Your question was: Help me to edit my /etc/sysconfig/rhn/sources file on a Godaddy dedicated server?.
The question is:.
How much would it cost to become a .pro accredited registrar, and how many domains should you sell every year to make it worthwhile/profitable ?
I agree that if major registrars would add the extension to their registration panel this would increase consumer awareness..
Maybe that's why there are 2M .biz registered, people see that their desired name is available under .biz in HostGator suggestions, and they go with it...
I'm not sure anymore if there really are lighter restrictions or at least not what some were hoping for. Have any of you seen the Registry Pro site lately where they now list what will be required on July 14th for registering or renewing dot pro? Q. What information will RegistryPro require from me to activate my domain?.

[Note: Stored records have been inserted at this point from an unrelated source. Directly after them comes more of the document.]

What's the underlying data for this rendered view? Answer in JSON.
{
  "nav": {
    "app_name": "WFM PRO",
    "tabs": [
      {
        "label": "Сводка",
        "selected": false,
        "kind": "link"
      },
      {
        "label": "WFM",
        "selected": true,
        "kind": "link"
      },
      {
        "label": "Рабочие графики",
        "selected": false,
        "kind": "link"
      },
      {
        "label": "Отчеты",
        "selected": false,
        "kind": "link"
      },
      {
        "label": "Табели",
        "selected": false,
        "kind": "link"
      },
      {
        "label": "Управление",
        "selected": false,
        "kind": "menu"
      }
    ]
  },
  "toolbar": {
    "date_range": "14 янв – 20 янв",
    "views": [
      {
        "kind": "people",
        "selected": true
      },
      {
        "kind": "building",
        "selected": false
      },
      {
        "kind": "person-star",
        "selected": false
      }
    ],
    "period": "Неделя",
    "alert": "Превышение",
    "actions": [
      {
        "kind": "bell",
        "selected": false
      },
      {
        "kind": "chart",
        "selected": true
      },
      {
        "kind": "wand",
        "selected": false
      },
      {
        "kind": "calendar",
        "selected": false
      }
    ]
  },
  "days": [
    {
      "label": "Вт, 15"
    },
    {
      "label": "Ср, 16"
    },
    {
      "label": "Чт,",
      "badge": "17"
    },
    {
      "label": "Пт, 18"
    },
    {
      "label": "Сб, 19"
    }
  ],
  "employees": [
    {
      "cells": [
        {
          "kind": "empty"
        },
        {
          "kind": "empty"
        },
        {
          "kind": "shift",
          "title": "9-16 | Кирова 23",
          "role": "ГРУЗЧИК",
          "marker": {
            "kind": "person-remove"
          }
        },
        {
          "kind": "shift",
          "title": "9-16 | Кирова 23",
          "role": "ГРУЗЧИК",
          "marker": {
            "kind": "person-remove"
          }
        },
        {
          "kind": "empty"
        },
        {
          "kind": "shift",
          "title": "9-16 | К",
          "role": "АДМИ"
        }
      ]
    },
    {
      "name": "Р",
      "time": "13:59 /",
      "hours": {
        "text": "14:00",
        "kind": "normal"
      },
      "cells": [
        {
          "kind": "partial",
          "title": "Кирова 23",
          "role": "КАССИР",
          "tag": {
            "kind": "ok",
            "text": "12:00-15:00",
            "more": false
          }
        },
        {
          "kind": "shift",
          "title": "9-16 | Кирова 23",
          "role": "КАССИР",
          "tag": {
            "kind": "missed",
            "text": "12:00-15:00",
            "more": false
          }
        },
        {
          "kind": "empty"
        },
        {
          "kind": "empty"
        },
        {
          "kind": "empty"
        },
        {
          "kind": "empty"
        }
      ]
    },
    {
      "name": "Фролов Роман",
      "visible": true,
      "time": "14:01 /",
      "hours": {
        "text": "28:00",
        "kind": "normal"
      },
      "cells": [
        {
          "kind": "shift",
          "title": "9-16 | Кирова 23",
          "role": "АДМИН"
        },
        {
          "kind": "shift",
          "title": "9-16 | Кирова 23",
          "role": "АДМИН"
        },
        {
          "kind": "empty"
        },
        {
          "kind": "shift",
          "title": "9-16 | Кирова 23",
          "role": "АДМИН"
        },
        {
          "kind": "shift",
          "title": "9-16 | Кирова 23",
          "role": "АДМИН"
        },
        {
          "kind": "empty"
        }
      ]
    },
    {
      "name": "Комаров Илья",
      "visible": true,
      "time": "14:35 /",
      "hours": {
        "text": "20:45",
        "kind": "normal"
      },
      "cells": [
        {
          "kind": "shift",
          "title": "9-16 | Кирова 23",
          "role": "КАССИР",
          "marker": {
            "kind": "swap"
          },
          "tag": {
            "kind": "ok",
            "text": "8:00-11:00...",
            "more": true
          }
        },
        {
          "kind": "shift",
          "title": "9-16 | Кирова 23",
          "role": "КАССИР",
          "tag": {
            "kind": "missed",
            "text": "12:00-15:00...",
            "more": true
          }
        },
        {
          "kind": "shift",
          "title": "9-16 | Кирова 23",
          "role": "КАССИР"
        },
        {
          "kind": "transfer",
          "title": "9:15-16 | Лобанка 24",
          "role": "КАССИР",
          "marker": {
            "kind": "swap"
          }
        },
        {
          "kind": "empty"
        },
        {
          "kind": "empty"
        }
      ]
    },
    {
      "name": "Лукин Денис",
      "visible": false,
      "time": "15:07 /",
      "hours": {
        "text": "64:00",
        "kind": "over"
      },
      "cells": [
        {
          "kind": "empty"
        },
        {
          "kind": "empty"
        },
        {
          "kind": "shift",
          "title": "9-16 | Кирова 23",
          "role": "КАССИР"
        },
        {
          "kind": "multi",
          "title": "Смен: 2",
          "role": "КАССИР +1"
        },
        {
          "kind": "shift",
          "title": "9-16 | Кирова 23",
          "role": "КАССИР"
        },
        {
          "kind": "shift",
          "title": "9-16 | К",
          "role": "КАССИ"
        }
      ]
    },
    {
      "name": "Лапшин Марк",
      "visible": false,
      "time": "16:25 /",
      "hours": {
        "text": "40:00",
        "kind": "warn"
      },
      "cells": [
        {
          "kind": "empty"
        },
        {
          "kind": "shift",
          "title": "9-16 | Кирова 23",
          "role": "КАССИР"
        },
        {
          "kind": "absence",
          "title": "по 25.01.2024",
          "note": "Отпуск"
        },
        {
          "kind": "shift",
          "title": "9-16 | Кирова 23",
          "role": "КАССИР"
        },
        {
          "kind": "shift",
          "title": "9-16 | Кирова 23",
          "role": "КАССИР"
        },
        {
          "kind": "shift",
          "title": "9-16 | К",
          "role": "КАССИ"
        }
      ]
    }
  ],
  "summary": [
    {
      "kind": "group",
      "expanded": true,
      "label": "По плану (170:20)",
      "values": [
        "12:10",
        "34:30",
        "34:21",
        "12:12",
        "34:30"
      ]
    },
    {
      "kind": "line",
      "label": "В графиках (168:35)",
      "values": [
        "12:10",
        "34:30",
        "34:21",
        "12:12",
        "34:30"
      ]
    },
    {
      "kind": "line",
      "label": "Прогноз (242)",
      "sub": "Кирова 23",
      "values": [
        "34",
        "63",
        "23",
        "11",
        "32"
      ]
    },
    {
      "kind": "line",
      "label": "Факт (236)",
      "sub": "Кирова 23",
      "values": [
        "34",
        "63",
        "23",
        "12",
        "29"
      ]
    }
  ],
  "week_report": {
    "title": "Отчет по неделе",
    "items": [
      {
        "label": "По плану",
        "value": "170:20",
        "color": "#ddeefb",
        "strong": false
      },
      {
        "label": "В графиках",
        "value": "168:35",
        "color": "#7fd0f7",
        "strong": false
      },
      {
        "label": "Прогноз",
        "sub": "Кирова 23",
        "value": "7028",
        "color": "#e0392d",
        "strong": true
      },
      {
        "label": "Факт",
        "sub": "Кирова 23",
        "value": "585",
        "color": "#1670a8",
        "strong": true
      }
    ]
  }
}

Your Jurisdictional Country.
Your Licensing Authority.
Your License Number.
A link to your Licensing Authority's website.
Q. Will my professional credentials be subject to review?.
Yes. RegistryPro will monitor new and renewed .Pro domains to ensure compliance with all terms and conditions of our agreements. You may be required to provide additional information to the registry in order to activate or retain your domain.
It also says in the new agreement that only the registrant will be allowed to use a HostGator so that might mean Encirca's work-around will be gone and if you can't answer the questions above to activate your HostGator will they take it back? Looks to me like trouble for some registrants.
A link to FAQ is below... http://www.registrypro.pro/nextphase/index.htm..
I don't think that's Encirca's view of the situation. The last promotional email I got from them suggested that anyone with an occupational license or equivalent would now be able to register .PRO.
More to the point, why does interpretation of these regulations matter if nobody is enforcing them? Who is it that would start checking for compliance anyway, the folks making the money from selling them? Some ICANN crackdown on the handful of rogue .PRO speculators? I think not...
The clause stating only registrants are allowed to use a .pro does seem expressly designed to shut out Encirca's proxy service.
I plan to switch my .pros into my own name on 14 July, I tried to switch a .pro from Encirca's name into my own but you get a message saying "External interface command failed. Changing the registrant is not allowed for .PRO domains". I emailed Tom and he assured me it wouldn't be a problem to switch my domains into my own name in due course.
I think there will be work arounds for people who aren't currently professional qualified and want a fast track qualification. I would start by putting the phrase "government approved" with the word membership into Google for your country and see where it takes you...
I'm a little confused. Does this mean that you need to be a certified expert in ALL fields for .pros you own? Or that you can only own one .pro?.
How does one get certification for all keywords, that too government approved?.
Kinda weird, if they're opening it up, open it up. I don't even think 2000 registrations will remain with all this confusion...
My understanding is you have to be a certified professional in some field but then you qualify to register any .pro. A system of trying to match users to keywords wouldn't be workable. 99% of keywords don't have a specific government approved professional body attached to them. For example, what profession would Office.pro, Play.pro, or Expert.pro be specifically associated with?..
So an Electronics Engineer could go ahead and have as many .pros as he can afford... good.
Also, any chance of them reducing the renewal/reg fee?.
Really hope so.....